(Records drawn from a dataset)

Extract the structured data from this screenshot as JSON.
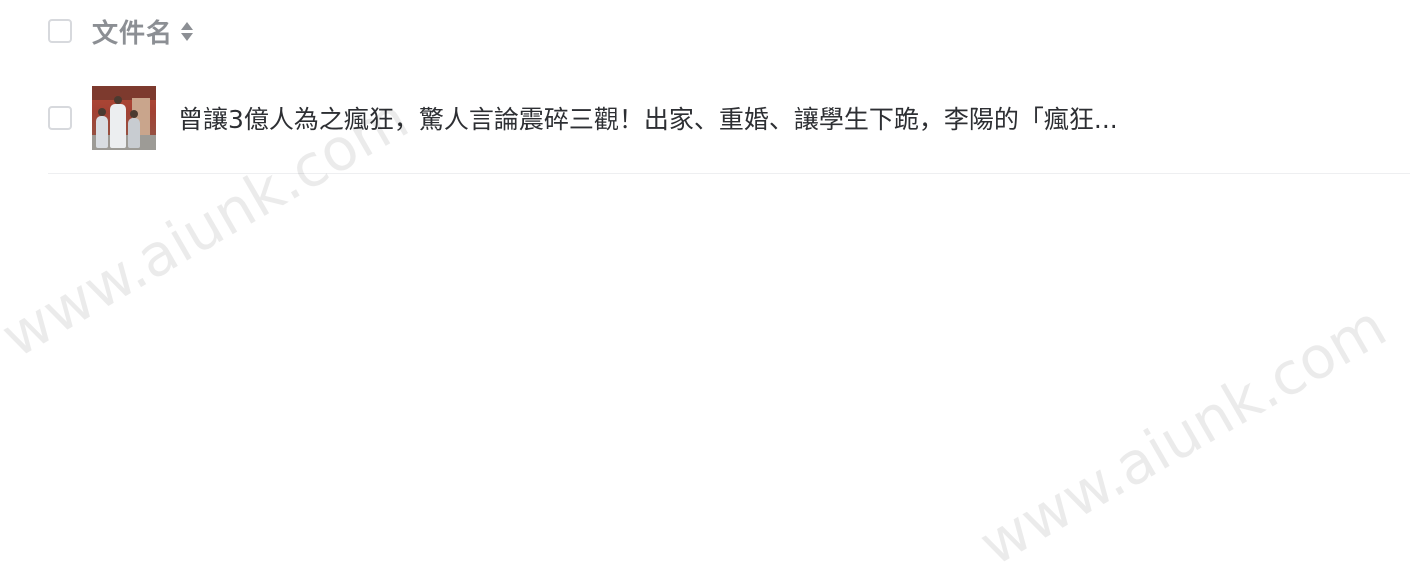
{
  "header": {
    "column_name_label": "文件名",
    "sort_icon": "sort-updown-icon"
  },
  "files": [
    {
      "name": "曾讓3億人為之瘋狂，驚人言論震碎三觀！出家、重婚、讓學生下跪，李陽的「瘋狂...",
      "thumbnail": "video-thumbnail"
    }
  ],
  "watermarks": [
    "www.aiunk.com",
    "www.aiunk.com"
  ],
  "colors": {
    "header_text": "#8c8f94",
    "file_text": "#2d2f33",
    "checkbox_border": "#d7d9dd",
    "divider": "#eeeff1"
  }
}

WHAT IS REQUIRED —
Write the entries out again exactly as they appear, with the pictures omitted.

WRITTEN RESPONSE —
Extract the structured data from this screenshot as JSON.
{
  "header": {
    "column_name_label": "文件名",
    "sort_icon": "sort-updown-icon"
  },
  "files": [
    {
      "name": "曾讓3億人為之瘋狂，驚人言論震碎三觀！出家、重婚、讓學生下跪，李陽的「瘋狂...",
      "thumbnail": "video-thumbnail"
    }
  ],
  "watermarks": [
    "www.aiunk.com",
    "www.aiunk.com"
  ],
  "colors": {
    "header_text": "#8c8f94",
    "file_text": "#2d2f33",
    "checkbox_border": "#d7d9dd",
    "divider": "#eeeff1"
  }
}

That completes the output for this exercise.